In 1952, the first hydrogen bomb was detonated and the American Psychiatric Association, APA, published its first book of mental illnesses: the Diagnostic and Statistical Manual of Mental Disorders, DSM.
No one, then, could have imagined that this seemingly innocuous manual would be more destructive, and result in producing more victims, than a nuclear weapon.
Since then the DSM has mushroomed and with each revised DSM untold millions carry the scars from its devastating effects.
Oddly enough, governments seem oblivious to the fallout of psychiatry’s arbitrary and devastating mental illness labels. Why? Could the answer lie in the extraordinarily profitable relationship between psychiatry and the pharmaceutical industrial complex?
The fact is pharmaceutical companies can’t push their latest mind-altering chemical concoctions until the deep-thinkers of psychiatry first vote the mental illness into existence. Then, unfortunately, the unsuspecting public becomes ground zero for these pharmaceutical Weapons of Mental Destruction (WMD).
How lucky, then, for the pharmaceutical industry. Very soon the APA will introduce its updated book of mental illnesses, the DSM-V. The APA’s latest book of behaviors it believes are abnormal actually may read longer than Leo Tolstoy’s War and Peace.

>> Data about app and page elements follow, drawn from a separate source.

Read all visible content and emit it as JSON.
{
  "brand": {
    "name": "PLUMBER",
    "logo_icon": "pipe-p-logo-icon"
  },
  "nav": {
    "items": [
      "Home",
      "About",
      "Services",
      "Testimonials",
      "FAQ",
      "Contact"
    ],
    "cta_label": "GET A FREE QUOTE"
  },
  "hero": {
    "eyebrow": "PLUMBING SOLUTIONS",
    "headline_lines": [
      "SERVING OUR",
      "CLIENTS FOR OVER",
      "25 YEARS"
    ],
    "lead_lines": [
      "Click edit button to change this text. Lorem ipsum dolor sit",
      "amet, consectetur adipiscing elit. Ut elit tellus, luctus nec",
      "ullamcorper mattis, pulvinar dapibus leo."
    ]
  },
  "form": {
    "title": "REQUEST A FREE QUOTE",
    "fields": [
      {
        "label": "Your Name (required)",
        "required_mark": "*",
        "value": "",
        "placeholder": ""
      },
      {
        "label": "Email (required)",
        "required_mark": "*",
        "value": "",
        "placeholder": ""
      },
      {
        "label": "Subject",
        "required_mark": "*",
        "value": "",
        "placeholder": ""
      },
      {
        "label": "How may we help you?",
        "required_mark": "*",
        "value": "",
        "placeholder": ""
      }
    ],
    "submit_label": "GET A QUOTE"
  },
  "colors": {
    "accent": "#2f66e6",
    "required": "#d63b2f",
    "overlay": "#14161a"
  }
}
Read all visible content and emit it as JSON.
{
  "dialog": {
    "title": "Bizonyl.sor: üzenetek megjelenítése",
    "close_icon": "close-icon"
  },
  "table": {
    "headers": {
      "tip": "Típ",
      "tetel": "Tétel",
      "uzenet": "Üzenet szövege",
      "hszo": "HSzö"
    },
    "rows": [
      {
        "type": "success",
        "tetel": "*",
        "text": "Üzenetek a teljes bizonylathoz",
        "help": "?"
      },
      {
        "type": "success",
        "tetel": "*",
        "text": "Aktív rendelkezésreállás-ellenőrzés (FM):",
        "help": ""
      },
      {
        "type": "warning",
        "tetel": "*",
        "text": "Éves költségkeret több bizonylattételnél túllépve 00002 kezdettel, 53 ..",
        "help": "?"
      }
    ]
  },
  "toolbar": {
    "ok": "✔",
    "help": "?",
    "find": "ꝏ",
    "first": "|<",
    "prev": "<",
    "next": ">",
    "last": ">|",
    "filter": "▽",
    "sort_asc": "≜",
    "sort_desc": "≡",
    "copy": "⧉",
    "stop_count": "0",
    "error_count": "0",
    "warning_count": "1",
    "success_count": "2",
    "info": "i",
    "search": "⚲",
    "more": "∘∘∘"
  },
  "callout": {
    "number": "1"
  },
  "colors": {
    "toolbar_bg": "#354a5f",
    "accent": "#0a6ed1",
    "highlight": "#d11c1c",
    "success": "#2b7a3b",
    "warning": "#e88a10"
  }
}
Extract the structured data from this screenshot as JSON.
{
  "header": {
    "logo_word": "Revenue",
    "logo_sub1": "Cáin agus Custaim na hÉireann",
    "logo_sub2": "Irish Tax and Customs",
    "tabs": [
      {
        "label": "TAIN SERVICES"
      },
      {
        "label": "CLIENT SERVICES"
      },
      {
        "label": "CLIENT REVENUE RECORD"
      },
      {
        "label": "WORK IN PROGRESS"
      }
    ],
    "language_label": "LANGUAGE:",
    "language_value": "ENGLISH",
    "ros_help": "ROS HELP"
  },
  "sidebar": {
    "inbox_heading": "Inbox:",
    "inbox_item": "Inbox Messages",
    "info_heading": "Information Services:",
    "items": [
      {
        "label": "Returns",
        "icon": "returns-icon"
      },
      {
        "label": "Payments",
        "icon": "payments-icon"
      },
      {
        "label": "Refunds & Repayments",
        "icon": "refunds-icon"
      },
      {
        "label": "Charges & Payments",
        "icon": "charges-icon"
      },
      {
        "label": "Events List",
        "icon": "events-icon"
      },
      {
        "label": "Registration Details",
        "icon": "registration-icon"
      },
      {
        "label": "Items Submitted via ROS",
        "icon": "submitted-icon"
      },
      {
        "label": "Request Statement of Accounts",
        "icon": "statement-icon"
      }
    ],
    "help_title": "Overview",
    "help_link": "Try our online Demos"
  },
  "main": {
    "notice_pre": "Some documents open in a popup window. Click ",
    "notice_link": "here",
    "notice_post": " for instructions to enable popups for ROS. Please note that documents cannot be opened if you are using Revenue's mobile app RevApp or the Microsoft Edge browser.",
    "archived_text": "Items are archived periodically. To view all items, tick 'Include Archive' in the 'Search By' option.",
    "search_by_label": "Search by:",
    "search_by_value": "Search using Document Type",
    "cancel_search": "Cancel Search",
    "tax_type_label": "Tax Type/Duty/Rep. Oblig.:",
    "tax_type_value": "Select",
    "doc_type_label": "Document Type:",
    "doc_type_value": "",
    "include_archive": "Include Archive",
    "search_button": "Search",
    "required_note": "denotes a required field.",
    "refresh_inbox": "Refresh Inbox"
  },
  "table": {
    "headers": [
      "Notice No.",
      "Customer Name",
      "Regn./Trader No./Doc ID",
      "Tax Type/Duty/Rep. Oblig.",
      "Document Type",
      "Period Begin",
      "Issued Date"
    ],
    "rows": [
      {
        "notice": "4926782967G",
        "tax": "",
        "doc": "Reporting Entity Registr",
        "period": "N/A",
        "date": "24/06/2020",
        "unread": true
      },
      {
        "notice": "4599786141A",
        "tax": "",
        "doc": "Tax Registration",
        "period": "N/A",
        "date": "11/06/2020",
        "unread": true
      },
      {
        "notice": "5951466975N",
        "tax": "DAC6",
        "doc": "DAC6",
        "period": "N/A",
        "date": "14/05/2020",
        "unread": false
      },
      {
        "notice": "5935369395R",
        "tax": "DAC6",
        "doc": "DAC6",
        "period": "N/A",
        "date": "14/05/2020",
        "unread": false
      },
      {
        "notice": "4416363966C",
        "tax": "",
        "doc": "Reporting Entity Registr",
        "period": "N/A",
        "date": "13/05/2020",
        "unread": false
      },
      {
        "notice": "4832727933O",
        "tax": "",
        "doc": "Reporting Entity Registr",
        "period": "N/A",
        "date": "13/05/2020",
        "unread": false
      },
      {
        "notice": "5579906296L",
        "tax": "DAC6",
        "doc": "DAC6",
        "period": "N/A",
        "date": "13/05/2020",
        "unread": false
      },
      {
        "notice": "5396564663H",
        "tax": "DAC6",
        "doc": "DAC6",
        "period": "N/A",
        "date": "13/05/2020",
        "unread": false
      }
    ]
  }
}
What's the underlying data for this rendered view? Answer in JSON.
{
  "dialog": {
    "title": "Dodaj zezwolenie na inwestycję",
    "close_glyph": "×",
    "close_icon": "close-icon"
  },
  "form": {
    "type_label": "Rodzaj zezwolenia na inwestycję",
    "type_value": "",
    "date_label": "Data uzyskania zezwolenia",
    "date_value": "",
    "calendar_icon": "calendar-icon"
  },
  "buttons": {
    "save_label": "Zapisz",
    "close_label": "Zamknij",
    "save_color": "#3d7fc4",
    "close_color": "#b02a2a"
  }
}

More importantly, though, according to recent reports, the newest book of mental disorders is not only horribly flawed but also is more dangerous than its previous version – the whopping 886-page DSM-IV-TR.
In fact, Allen J. Frances, M.D., former chairman of the APA’s DSM-IV Task Force and long-time cheerleader of the APA’s apparent philosophy of “we-can-find-a-mental illness-for-every-human-emotion,” now oddly has become an outspoken critic of the upcoming release of the DSM-V.